START Provided records

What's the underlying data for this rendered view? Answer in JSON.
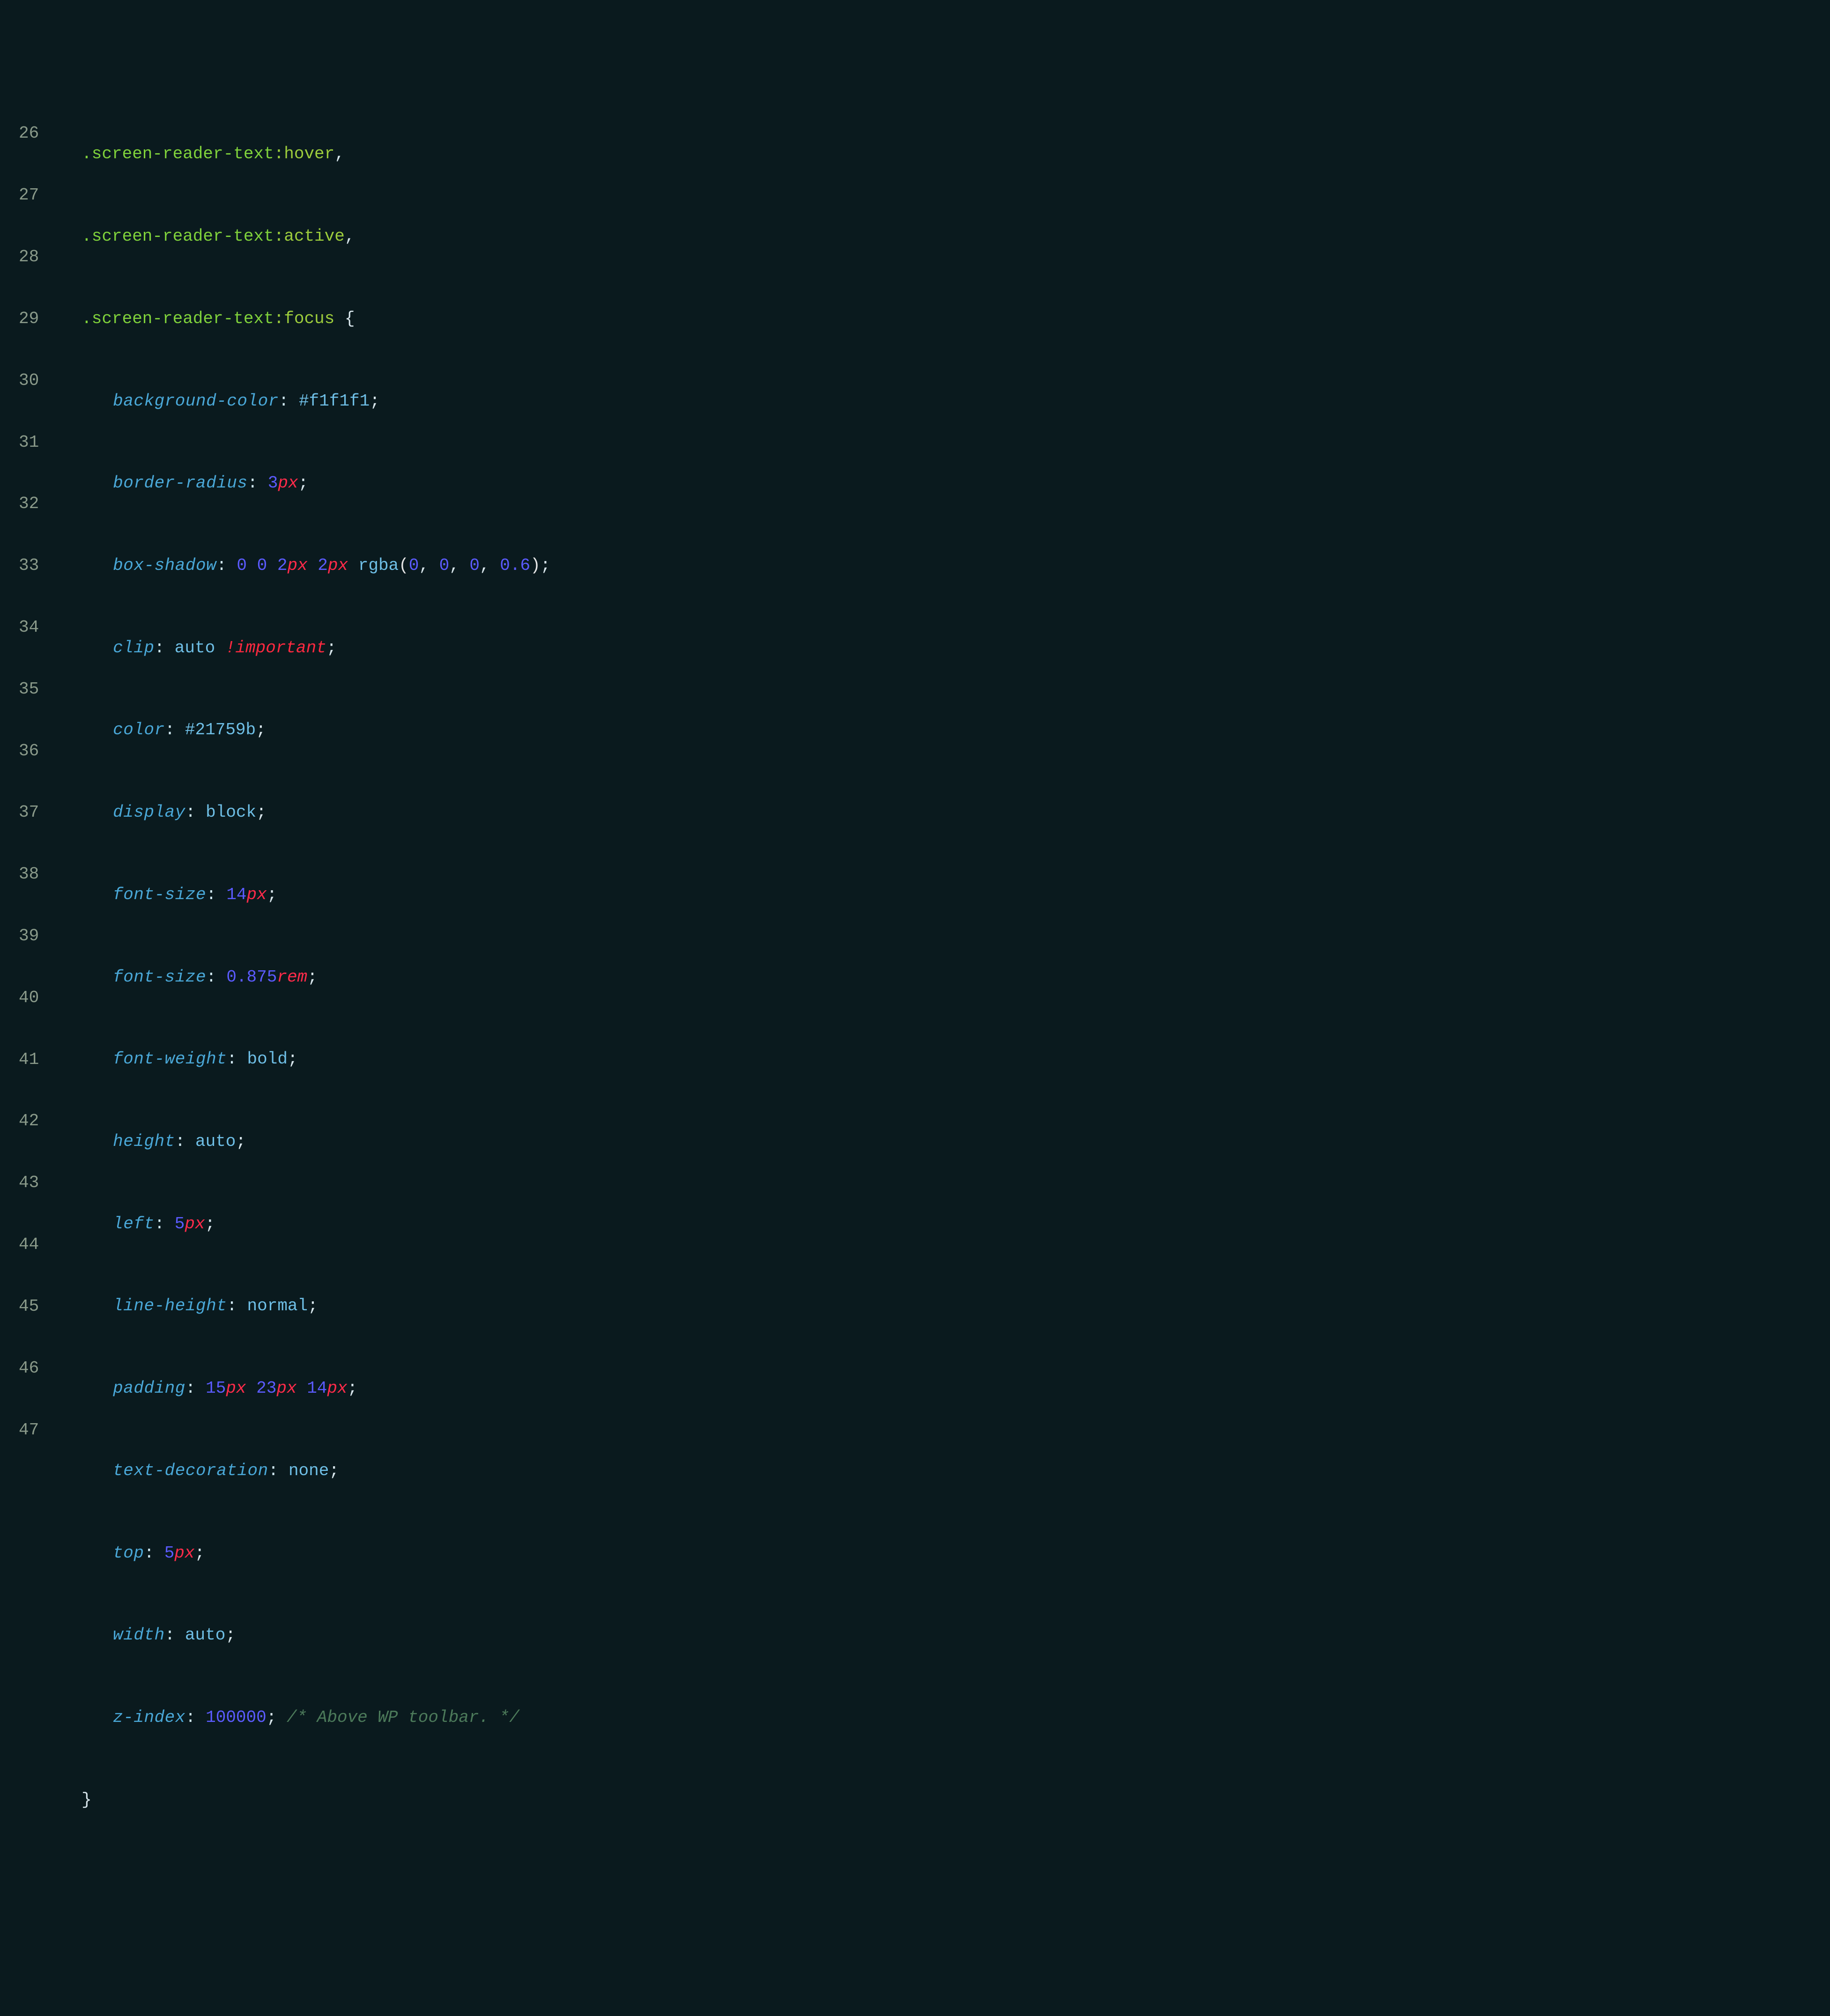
{
  "theme": {
    "bg": "#0a1a1e",
    "gutter": "#8a9a8a",
    "selector": "#7fd13b",
    "property": "#4aa8d8",
    "value": "#6fbfe6",
    "number": "#5b5bff",
    "unit": "#ff2b4a",
    "important": "#ff2940",
    "comment": "#4c7a5a",
    "punct": "#d8e6ec"
  },
  "line_numbers": [
    "26",
    "27",
    "28",
    "29",
    "30",
    "31",
    "32",
    "33",
    "34",
    "35",
    "36",
    "37",
    "38",
    "39",
    "40",
    "41",
    "42",
    "43",
    "44",
    "45",
    "46",
    "47"
  ],
  "sel_26_class": ".screen-reader-text",
  "sel_26_pseudo": ":hover",
  "sel_26_comma": ",",
  "sel_27_class": ".screen-reader-text",
  "sel_27_pseudo": ":active",
  "sel_27_comma": ",",
  "sel_28_class": ".screen-reader-text",
  "sel_28_pseudo": ":focus",
  "sel_28_brace": " {",
  "p29": "background-color",
  "v29_hex": "#f1f1f1",
  "p30": "border-radius",
  "v30_num": "3",
  "v30_unit": "px",
  "p31": "box-shadow",
  "v31_n1": "0",
  "v31_n2": "0",
  "v31_n3": "2",
  "v31_u3": "px",
  "v31_n4": "2",
  "v31_u4": "px",
  "v31_func": "rgba",
  "v31_a1": "0",
  "v31_a2": "0",
  "v31_a3": "0",
  "v31_a4": "0.6",
  "p32": "clip",
  "v32_val": "auto",
  "v32_imp": "!important",
  "p33": "color",
  "v33_hex": "#21759b",
  "p34": "display",
  "v34_val": "block",
  "p35": "font-size",
  "v35_num": "14",
  "v35_unit": "px",
  "p36": "font-size",
  "v36_num": "0.875",
  "v36_unit": "rem",
  "p37": "font-weight",
  "v37_val": "bold",
  "p38": "height",
  "v38_val": "auto",
  "p39": "left",
  "v39_num": "5",
  "v39_unit": "px",
  "p40": "line-height",
  "v40_val": "normal",
  "p41": "padding",
  "v41_n1": "15",
  "v41_u1": "px",
  "v41_n2": "23",
  "v41_u2": "px",
  "v41_n3": "14",
  "v41_u3": "px",
  "p42": "text-decoration",
  "v42_val": "none",
  "p43": "top",
  "v43_num": "5",
  "v43_unit": "px",
  "p44": "width",
  "v44_val": "auto",
  "p45": "z-index",
  "v45_num": "100000",
  "c45": "/* Above WP toolbar. */",
  "close_brace": "}",
  "colon": ":",
  "semi": ";",
  "comma": ", ",
  "paren_open": "(",
  "paren_close": ")",
  "sp": " "
}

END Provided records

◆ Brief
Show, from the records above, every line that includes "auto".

◆ Output of the exercise
  "v32_val": "auto",
  "v38_val": "auto",
  "v44_val": "auto",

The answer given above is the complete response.